South Korean activists have criticised Japan's plan, saying it will contaminate the ocean By Tessa Wong

Japan’s controversial plan to release treated waste water from the Fukushima nuclear plant into the Pacific Ocean has sparked anxiety and anger at home and abroad.

Since the 2011 tsunami which severely damaged the plant, more than a million tonnes of treated waste water has accumulated there. Japan began discharging it on 24 August, in a process that will take 30 years to complete.

Despite an endorsement from the UN nuclear watchdog, the International Atomic Energy Agency (IAEA), the plan has been deeply controversial in Japan with local communities expressing concerns about contamination.

Fishing industry groups in Japan and the wider region are also worried about their livelihoods, as they fear consumers will avoid buying seafood.

China has accused Japan of treating the ocean as its “private sewer”, and criticised the IAEA of being “one-sided”. While South Korea’s government has said it has no objections to the plan, many of its citizens are opposed to it.

So what is Japan’s plan and how exactly has it churned the waters?

What is Japan doing with the nuclear waste water?

Since the disaster, power plant company Tepco has been pumping in water to cool down the Fukushima nuclear reactors’ fuel rods. This means every day the plant produces contaminated water, which is stored in massive tanks.

More than 1,000 tanks have been filled, and Japan says that it needs the land occupied by the tanks to build new facilities to safely decommission the plant. It has also pointed out concerns that the tanks could collapse in a natural disaster.

Releasing treated waste water into the ocean is a routine practice for nuclear plants – though critics have pointed out that the amount from Fukushima is on an unprecedented, far vaster scale.

Tepco filters the Fukushima water through its Advanced Liquid Processing System (ALPS), which reduces most radioactive substances to acceptable safety standards, apart from tritium and carbon-14.

Tritium and carbon-14 are, respectively, radioactive forms of hydrogen and carbon, and are difficult to separate from water. They are widely present in the natural environment, water and even in humans, as they are formed in the Earth’s atmosphere and can enter the water cycle.

Both emit very low levels of radiation, but can pose a risk if consumed in large quantities.

The filtered water goes through another treatment, and is then diluted with seawater to reduce the remaining substances’ concentrations, before it is released into the ocean via a 1km underground tunnel. Tepco will monitor the radioactivity of the processed water at various stages as well as the ocean water at the discharge site.

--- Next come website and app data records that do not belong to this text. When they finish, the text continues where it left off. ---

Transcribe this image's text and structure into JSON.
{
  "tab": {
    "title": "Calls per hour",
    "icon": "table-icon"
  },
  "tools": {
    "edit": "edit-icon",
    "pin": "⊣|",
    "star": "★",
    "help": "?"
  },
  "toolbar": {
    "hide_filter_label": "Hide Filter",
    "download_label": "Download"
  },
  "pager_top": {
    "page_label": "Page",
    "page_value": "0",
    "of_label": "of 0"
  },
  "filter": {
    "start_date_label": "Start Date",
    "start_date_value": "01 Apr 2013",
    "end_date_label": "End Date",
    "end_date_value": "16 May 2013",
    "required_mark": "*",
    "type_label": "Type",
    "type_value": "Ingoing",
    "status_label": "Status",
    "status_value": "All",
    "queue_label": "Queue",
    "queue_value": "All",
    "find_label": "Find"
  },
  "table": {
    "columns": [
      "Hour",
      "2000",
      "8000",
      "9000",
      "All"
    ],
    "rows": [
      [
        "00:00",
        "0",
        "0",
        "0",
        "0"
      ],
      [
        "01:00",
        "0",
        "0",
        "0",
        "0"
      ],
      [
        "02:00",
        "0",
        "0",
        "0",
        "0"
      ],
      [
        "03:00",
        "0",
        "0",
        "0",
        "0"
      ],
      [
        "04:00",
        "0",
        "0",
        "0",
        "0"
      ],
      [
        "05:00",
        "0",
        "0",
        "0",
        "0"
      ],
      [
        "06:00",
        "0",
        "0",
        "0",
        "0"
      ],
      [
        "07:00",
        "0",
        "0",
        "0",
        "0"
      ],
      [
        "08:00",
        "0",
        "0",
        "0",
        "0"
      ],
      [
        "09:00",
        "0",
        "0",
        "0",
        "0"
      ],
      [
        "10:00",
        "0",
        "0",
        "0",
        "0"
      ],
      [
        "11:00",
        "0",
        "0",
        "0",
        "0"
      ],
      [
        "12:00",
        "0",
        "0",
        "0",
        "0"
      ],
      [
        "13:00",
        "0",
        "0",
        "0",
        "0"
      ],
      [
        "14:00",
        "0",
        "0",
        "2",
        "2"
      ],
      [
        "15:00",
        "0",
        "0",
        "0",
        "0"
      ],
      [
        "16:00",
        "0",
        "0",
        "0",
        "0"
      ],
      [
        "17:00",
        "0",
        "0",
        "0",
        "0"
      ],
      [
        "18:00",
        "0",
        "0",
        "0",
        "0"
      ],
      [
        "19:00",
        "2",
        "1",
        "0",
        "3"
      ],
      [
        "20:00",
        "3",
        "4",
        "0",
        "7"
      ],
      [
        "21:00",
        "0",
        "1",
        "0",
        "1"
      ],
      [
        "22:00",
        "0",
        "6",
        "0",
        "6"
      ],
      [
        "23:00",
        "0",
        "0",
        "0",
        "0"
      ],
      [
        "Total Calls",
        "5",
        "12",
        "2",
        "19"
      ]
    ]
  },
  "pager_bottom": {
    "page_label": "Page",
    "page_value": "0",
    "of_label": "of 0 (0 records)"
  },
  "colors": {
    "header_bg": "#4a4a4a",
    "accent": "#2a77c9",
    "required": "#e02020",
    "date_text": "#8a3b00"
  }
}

A system of emergency valves will ensure no undiluted waste water is accidentally released, says Tepco, and staff can also manually shut down the discharge quickly in case of a tsunami or earthquake.

Japan’s government says the final level of tritium – about 1,500 becquerels per litre – is much safer than the level required by regulators for nuclear waste discharge, or by the World Health Organization for drinking water. Tepco has said the carbon-14 level would also meet standards.

Tepco and the Japanese government have conducted studies to show the discharged water will present little risk to humans and marine life.

Many scientists have also backed the plan.

Mark Foreman, an expert in nuclear chemistry with Chalmers University of Technology in Sweden, said the water would not make the sea much more radioactive than it already is.

He said the impact of the annual radiation doses from the discharge into the ocean were lower than dental x-rays or mammograms – even for those who eat a lot of seafood.

“The water released will be a drop in the ocean, both in terms of volume and radioactivity. There is no evidence that these extremely low levels of radioisotopes have a detrimental health effect,” said molecular pathology expert Gerry Thomas.